Objectives: Although the Dietary Approaches to Stop Hypertension (DASH) diet lowers blood pressure in adults with hypertension, how kidney function impacts this effect is not known. We evaluated whether Estimated Glomerular Filtration Rate (eGFR) modifies the effect of the DASH diet on blood pressure, markers of mineral metabolism, and markers of kidney function.
Methods: Secondary analysis of the DASH-Sodium trial, a multicenter, randomized, controlled human feeding study that evaluated the blood pressure lowering effect of the DASH diet at three levels of sodium intake. Data from 92 participants with pre-hypertension or stage 1 hypertension during the 3450 mg /day sodium diet assignment contributed to this analysis. Stored frozen plasma and urine specimens were used to measure kidney related laboratory outcomes.
Results: Effects of the DASH diet on blood pressure, phosphorus, intact parathyroid hormone, creatinine, and albuminuria were not modified by baseline eGFR (mean 84.5 ± 18.0 ml/min/1.73 m2, range 44.1 to 138.6 ml/min/1.73 m2) or the presence of chronic kidney disease (N=13%).

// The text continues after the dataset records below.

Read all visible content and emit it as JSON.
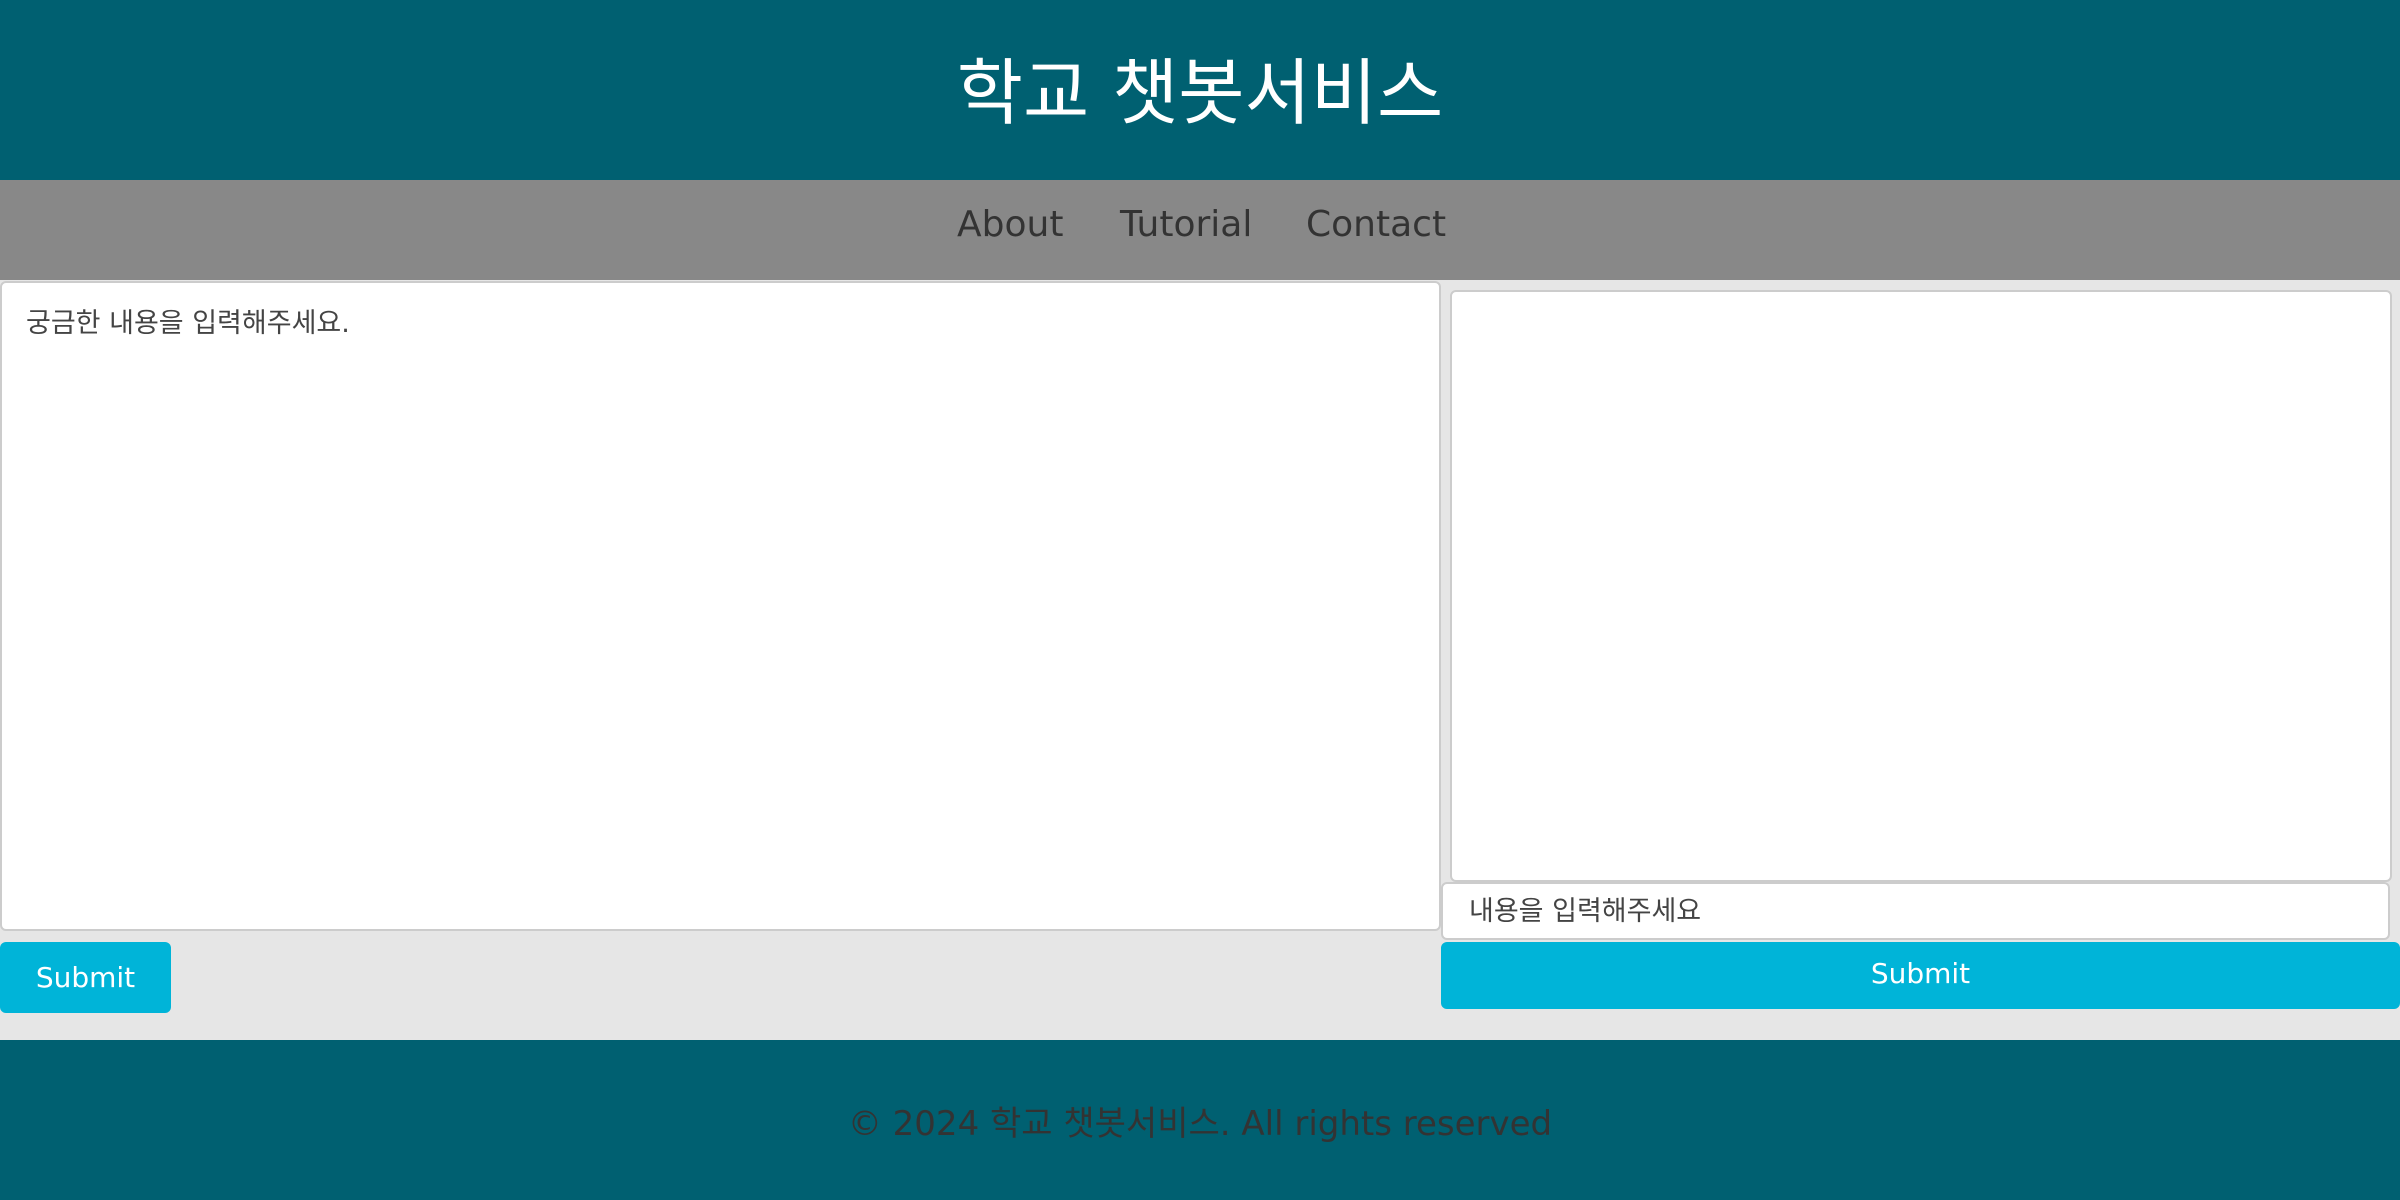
{
  "header": {
    "title": "학교 챗봇서비스"
  },
  "nav": {
    "items": [
      {
        "label": "About"
      },
      {
        "label": "Tutorial"
      },
      {
        "label": "Contact"
      }
    ]
  },
  "left_panel": {
    "textarea_placeholder": "궁금한 내용을 입력해주세요.",
    "submit_label": "Submit"
  },
  "right_panel": {
    "input_placeholder": "내용을 입력해주세요",
    "submit_label": "Submit"
  },
  "footer": {
    "text": "© 2024 학교 챗봇서비스. All rights reserved"
  },
  "colors": {
    "header_bg": "#006071",
    "nav_bg": "#888888",
    "page_bg": "#e6e6e6",
    "button_bg": "#00b4d8"
  }
}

Conclusions: The impact of the DASH diet on blood pressure, markers of mineral metabolism, and markers of kidney function does not appear to be modified by eGFR in this small subset of DASH-Sodium trial participants with relatively preserved kidney function. Whether greater reduction in eGFR modifies the effects of DASH on kidney related measures is yet to be determined. A larger study in individuals with more advanced kidney disease is needed to establish the efficacy and safety of the DASH diet in this patient population.